There are four introductory models of the Captain Cook High-Tech Ceramic: black high-tech ceramic case and bracelet with steel accents; black high-tech ceramic case with steel accents on strap; a plasma high-tech ceramic case and bracelet with blue accents; and the model that you see here, which is a black high-tech ceramic case and bracelet with rose-gold PVD accents. Rado has made high-tech ceramic cases and bracelets in a range of colors, like red, yellow, orange, pink, blue, and many others, so who knows what we might get in the future? Or am I the only one who would absolutely rock an all-pink ceramic Captain Cook?
If you want to brush up on Rado’s history in working with ceramics, you can read an informative and educational piece about it right here. Ceramic is highly scratch-resistant, lightweight, hypoallergenic, and has an overall ooh-la-la factor. The downside to ceramic is one that I believe to be highly overstated, which is that it can shatter, if dropped. I’ve never heard of this happening to anyone.
Previous iterations of the Captain Cook have come as small as 37mm and as large as 45mm, with most of the recent iterations, like the Bronze, coming in at 42mm. This High-Tech Ceramic model comes in at 43mm due to the nature of the material. Rado gave a statement explaining the need for the larger case size:
“To achieve such of construction in ceramic and being able to pass all the shock resistance tests to 5000G the ceramic needed to be rethought. The challenge was to keep the DNA of the original piece. We cannot really compare the production of a stainless steel watch case VS a ceramic watch case. The ceramic chimney to set the bezel on it needs a bigger volume. This part is more exposed to shocks. At the end, this influences the position of the “chevé” box sapphire crystal.
The screw-down crown for a ceramic case is more challenging. The tube needs to be mounted with an O-ring for the 300-meter water-resistance. Then, we can screw the crown on the tube. It takes more volume, as well. A pressed-on caseback for 300m on a ceramic case also takes some additional space in the thickness.”
So, all this is to say that the material necessitates the larger case size, and that’s just the way it is. The 43mm-wide case is 14.6mm-thick and has a lug-to-lug height of 49.8mm. In a perfect world, we could take a millimeter off the height and width, but this is a tradeoff that’s inherent to the nature of the piece.
I have to say, I wasn’t sold on the two-tone black ceramic/rose-gold-coated PVD model from the early press shots, but… damn, it just looks pretty sleek in the metal (well, ceramic, not metal). This model comes on a full ceramic bracelet with matte-black outer links and polished center links. The bracelet is well-built and comfortable, and there is little out there in terms of competition at this price point. Sure, a little beveling would have been nice, but that kind of finishing on ceramic would undoubtedly come at a cost that would be passed down to the consumer.

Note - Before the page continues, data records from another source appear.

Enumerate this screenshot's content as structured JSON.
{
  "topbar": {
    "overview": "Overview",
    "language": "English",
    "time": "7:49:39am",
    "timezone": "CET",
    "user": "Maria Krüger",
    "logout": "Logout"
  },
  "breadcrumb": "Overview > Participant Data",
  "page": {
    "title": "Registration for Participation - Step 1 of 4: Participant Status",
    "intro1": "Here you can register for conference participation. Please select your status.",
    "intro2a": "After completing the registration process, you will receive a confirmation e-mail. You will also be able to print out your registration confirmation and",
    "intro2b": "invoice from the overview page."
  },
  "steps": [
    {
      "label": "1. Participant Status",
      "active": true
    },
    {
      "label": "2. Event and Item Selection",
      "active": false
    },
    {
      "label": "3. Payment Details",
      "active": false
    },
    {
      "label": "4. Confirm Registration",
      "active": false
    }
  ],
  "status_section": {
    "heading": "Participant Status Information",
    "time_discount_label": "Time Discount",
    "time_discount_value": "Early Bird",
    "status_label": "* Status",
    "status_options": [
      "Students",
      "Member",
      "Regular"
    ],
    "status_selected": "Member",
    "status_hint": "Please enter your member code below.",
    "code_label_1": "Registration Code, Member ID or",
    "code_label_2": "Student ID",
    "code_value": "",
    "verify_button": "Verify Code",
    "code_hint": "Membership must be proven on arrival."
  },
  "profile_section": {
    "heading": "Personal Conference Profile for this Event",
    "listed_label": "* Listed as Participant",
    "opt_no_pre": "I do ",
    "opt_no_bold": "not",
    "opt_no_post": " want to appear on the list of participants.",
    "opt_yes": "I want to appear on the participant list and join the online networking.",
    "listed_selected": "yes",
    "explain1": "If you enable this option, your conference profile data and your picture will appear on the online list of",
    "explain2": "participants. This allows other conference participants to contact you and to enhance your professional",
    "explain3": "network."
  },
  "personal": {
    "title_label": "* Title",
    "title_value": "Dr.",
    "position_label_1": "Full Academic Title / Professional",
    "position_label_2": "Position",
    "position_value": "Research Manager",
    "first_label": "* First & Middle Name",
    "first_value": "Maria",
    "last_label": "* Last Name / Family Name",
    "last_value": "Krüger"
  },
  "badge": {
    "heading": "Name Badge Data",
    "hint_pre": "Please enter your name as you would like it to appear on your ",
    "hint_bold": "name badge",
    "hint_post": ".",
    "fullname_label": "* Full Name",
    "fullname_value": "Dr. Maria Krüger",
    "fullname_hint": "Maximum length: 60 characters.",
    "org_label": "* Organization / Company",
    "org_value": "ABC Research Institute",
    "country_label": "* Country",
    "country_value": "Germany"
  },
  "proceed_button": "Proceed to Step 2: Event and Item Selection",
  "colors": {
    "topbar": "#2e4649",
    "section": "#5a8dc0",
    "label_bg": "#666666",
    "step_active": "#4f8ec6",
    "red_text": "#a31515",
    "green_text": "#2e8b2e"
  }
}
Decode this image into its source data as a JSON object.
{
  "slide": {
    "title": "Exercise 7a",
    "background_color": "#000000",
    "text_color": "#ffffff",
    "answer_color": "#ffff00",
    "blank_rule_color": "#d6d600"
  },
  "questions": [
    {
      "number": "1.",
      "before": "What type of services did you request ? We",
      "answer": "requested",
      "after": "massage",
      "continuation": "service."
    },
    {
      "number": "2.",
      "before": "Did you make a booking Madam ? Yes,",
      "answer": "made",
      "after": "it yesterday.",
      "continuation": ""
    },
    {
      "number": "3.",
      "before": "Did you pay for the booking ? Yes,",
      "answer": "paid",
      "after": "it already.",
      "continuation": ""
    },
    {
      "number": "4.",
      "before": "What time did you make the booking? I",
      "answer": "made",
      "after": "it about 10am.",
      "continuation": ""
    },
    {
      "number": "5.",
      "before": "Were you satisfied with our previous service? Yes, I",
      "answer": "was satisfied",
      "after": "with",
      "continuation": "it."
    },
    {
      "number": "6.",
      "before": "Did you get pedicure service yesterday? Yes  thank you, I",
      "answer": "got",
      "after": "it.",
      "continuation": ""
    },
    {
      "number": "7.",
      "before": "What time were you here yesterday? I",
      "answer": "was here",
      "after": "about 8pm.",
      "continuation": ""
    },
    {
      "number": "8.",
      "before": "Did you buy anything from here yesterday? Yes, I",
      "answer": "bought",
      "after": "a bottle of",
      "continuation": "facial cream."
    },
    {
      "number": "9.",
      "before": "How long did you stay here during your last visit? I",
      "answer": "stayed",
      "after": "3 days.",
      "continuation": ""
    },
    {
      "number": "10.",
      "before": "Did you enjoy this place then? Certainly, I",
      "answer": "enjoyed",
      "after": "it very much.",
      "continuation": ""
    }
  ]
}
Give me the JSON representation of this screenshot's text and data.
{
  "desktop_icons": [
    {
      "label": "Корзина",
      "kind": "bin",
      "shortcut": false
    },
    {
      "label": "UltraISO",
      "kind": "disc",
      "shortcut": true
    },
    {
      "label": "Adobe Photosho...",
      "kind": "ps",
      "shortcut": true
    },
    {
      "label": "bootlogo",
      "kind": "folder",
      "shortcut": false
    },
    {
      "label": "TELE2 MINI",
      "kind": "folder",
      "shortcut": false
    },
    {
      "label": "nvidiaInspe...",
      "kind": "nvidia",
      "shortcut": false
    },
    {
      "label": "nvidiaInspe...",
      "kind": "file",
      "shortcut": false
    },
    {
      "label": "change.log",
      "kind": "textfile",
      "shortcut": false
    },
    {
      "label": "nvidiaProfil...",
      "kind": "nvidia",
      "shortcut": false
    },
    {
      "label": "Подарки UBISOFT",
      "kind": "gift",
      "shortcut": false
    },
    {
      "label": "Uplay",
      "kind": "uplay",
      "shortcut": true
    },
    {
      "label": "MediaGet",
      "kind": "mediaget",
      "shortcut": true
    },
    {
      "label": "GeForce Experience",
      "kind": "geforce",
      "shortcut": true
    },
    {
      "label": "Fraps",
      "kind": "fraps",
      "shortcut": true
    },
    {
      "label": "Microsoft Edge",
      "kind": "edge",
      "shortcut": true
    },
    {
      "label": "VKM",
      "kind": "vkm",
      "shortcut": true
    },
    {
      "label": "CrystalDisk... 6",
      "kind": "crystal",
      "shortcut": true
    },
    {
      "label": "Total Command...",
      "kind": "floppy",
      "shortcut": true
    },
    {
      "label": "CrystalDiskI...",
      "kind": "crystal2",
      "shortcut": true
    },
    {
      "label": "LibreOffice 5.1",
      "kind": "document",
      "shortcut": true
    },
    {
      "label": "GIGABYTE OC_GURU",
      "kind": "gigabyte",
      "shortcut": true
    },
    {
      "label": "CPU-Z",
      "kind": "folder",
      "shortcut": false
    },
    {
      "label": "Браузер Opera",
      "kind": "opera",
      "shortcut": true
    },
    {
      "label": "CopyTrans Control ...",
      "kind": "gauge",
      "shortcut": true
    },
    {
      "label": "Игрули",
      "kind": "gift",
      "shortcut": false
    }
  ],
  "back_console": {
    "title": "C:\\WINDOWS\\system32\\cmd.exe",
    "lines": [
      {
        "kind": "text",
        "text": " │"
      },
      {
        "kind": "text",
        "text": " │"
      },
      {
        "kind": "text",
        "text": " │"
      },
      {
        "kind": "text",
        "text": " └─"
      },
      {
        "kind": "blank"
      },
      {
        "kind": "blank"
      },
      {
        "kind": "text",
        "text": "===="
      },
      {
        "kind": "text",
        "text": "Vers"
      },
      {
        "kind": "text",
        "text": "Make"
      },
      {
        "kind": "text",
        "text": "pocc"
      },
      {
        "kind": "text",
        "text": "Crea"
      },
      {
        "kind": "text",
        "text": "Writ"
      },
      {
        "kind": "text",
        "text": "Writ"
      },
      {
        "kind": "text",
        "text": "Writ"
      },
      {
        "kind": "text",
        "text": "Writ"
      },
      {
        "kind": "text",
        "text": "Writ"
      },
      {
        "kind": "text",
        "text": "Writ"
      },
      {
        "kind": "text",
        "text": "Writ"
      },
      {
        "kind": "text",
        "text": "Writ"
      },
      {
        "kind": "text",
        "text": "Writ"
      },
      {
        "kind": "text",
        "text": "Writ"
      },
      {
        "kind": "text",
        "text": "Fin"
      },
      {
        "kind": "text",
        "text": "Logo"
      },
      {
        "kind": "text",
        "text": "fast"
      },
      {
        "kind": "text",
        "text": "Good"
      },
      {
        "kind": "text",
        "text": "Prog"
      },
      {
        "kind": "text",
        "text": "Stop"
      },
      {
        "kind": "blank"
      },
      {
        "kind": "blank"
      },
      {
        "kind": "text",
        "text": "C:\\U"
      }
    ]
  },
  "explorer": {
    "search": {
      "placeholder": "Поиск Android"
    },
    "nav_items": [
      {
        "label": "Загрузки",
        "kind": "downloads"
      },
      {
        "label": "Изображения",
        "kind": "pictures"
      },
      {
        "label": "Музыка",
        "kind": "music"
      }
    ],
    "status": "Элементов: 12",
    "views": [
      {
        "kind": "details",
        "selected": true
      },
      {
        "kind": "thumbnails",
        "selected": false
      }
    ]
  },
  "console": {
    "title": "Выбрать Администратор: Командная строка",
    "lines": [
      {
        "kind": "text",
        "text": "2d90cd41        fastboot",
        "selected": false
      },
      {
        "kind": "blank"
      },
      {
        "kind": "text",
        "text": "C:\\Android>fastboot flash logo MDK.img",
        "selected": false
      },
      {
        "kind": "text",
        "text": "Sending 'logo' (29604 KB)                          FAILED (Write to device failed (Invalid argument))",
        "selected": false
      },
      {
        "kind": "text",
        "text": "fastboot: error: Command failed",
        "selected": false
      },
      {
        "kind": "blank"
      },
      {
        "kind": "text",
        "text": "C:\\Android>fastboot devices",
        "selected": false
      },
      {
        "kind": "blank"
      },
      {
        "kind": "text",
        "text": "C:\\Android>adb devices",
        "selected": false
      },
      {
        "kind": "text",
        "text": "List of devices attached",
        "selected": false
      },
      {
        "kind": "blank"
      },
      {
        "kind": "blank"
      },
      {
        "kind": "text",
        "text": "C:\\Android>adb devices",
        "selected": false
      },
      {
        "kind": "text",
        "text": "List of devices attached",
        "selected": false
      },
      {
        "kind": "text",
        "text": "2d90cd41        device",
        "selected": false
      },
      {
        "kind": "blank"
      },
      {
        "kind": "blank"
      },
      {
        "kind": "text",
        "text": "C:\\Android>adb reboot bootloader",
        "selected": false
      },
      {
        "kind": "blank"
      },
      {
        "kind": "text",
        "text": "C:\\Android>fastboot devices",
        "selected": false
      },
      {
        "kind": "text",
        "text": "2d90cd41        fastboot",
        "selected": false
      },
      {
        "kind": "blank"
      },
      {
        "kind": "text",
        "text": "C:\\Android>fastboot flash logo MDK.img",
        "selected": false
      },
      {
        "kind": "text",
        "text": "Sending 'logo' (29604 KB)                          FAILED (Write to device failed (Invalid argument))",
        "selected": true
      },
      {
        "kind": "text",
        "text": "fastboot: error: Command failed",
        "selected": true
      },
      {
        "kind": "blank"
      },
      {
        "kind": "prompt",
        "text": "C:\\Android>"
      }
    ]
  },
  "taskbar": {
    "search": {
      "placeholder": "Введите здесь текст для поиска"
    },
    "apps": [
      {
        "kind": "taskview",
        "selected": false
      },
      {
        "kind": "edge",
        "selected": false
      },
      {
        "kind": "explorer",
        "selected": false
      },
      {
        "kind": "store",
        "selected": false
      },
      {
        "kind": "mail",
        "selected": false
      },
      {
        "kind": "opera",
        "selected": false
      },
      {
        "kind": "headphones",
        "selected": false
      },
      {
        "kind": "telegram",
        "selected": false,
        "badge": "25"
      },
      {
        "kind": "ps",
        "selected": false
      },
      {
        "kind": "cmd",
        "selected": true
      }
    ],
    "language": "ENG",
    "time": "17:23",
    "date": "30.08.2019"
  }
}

The monobloc ceramic case is all matte, but the polished red-gold coating on the side of the bezel and on the crown breaks up the monotony, though there is a version that has these case elements and the hands/indices done in steel, if the gold isn’t your speed. There’s also a plasma high-tech ceramic model, which is essentially a ceramic that has an almost soft steel color, rather than black. This one comes with a blue dial and bezel, and I wouldn’t be surprised if it ended up being a very popular model.
The exhibition caseback has this same tinted sapphire (which increasingly grew on me over the course of the few days I had this watch) with a view of the Rado calibre R734. With the anti-magnetic Nivachron hairspring courtesy of Swatch Group, it’s a solid modified ETA movement that has an 80-hour power reserve.
The Rado Captain Cook High-Tech Ceramic with red-gold PVD (ref. R32127162) as seen here is priced at CHF 3,700, while the plasma ceramic case model (ref. R32128202) is a bit more at CHF 3,800, and the black ceramic with steel accents is priced at CHF 3,600 on bracelet and CHF 3,300 on fabric strap. You can learn more about the collection here at rado.com.